As Digital Transformation Manager for Housing Services at Hackney Council, I get to run some really fun and interesting projects. This week saw the start of a great one however, as we kicked off a data science project which we hope will enable us to identify tenants most at risk of falling into rent arrears (it also marks the start of what will no doubt become a remarkably infrequent blog, but that’s another story).

Arrears are bad news for everybody; they cause stress for tenants who may lose their home and have to move out of the borough away from their support networks, and they reduce the amount of money we have to maintain homes and estates. When people fall into arrears we set up repayment plans, but for people on limited incomes the size of the repayment we can realistically expect them to be able to pay consistently on top of their rent is quite low, making debt stubbornly difficult to clear.

But what if there’s a better way, and we can predict those most at risk of falling into arrears so that interventions can be targeted to prevent the problem before it occurs? Within the council we have a Financial Inclusion team that helps residents with financial planning and can point them towards training to help them get better paying jobs. If we could better target that team’s resources to those most at risk then this wouldn’t just help reduce rent arrears, but give our tenants more control of their finances and help tackle unsecured debts, or payday loans.

To try and answer this question we’re working with a company called Pivigo, that run a programme to train candidates with PhD’s in quantitative disciplines to be data scientists. As part of the programme they need organisations to present them with real world problems to solve, so this week I met with our team to discuss the challenge. The team comprises:

  • Francesca Renzi, holder of a PhD in Nuclear Physics and winner of three research grants from the Umbria Region in Italy.
  • Philipp Ludersdorfer, holder of a PhD in Cognitive Neuroscience who has previously developed statistical models to predict outcomes and recovery of stroke patients.
  • Tom Northey, holder of a PhD in Bioinformatics and award winner at the TfL Data Science hackathon.

Over the next month they will be analysing our data using techniques such as clustering, decision trees, and time-series modelling and building a model to try and quantify the risk of a resident falling into arrears. This model should then enable us to play with certain parameters such as anticipated inflation or wage growth rates to see how this may impact on our residents in given scenarios. Microsoft have given us free access to their Azure Machine Learning platform for the duration of the project, but the algorithm we develop will be platform-agnostic and available on Hackney Council’s GitHub repository. We hope that other local authorities and housing associations will test their data against it also and that we can work together to build upon and refine it.

In a project dealing with such personal data as this privacy is of course incredibly important. Personally identifiable data is not needed to develop the model and so not included in any of the data sets used for analysis or testing.
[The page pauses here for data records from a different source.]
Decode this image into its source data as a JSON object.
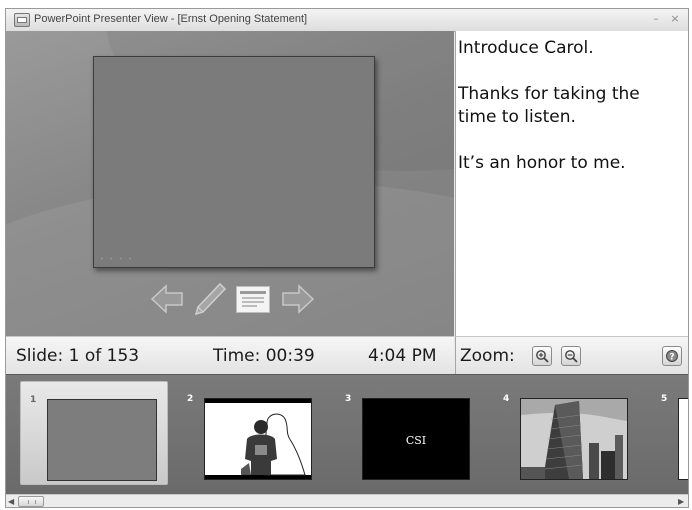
{
  "window": {
    "title": "PowerPoint Presenter View - [Ernst Opening Statement]",
    "minimize_glyph": "–",
    "close_glyph": "×",
    "app_icon": "presenter-app-icon"
  },
  "slide_view": {
    "nav_icons": [
      "previous-arrow-icon",
      "pen-icon",
      "slide-menu-icon",
      "next-arrow-icon"
    ]
  },
  "notes": {
    "lines": [
      "Introduce Carol.",
      "Thanks for taking the time to listen.",
      "It’s an honor to me."
    ]
  },
  "status": {
    "slide_label": "Slide: 1 of 153",
    "time_label": "Time: 00:39",
    "clock": "4:04 PM",
    "zoom_label": "Zoom:",
    "zoom_icons": [
      "zoom-in-icon",
      "zoom-out-icon",
      "help-icon"
    ]
  },
  "thumbnails": [
    {
      "number": "1",
      "style": "gray"
    },
    {
      "number": "2",
      "style": "photo-person"
    },
    {
      "number": "3",
      "style": "black",
      "caption": "CSI"
    },
    {
      "number": "4",
      "style": "photo-building"
    },
    {
      "number": "5",
      "style": "white"
    }
  ],
  "scrollbar": {
    "left_arrow": "◀",
    "right_arrow": "▶"
  },
  "colors": {
    "slide_background": "#868686",
    "thumb_strip": "#717171",
    "notes_background": "#ffffff"
  }
}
Similarly, should the project be successful and we create something that can be introduced to our working environment it wouldn’t be something that staff would be able to dig around in, but a tool that selectively highlights only those that may be considered vulnerable to the teams that can help them.

The project is scheduled to run until 7th September and I’ll post again on what we’ve learned, but the end point is really just the MVP and I’m hoping that we can work with other local authorities and housing associations to develop this further.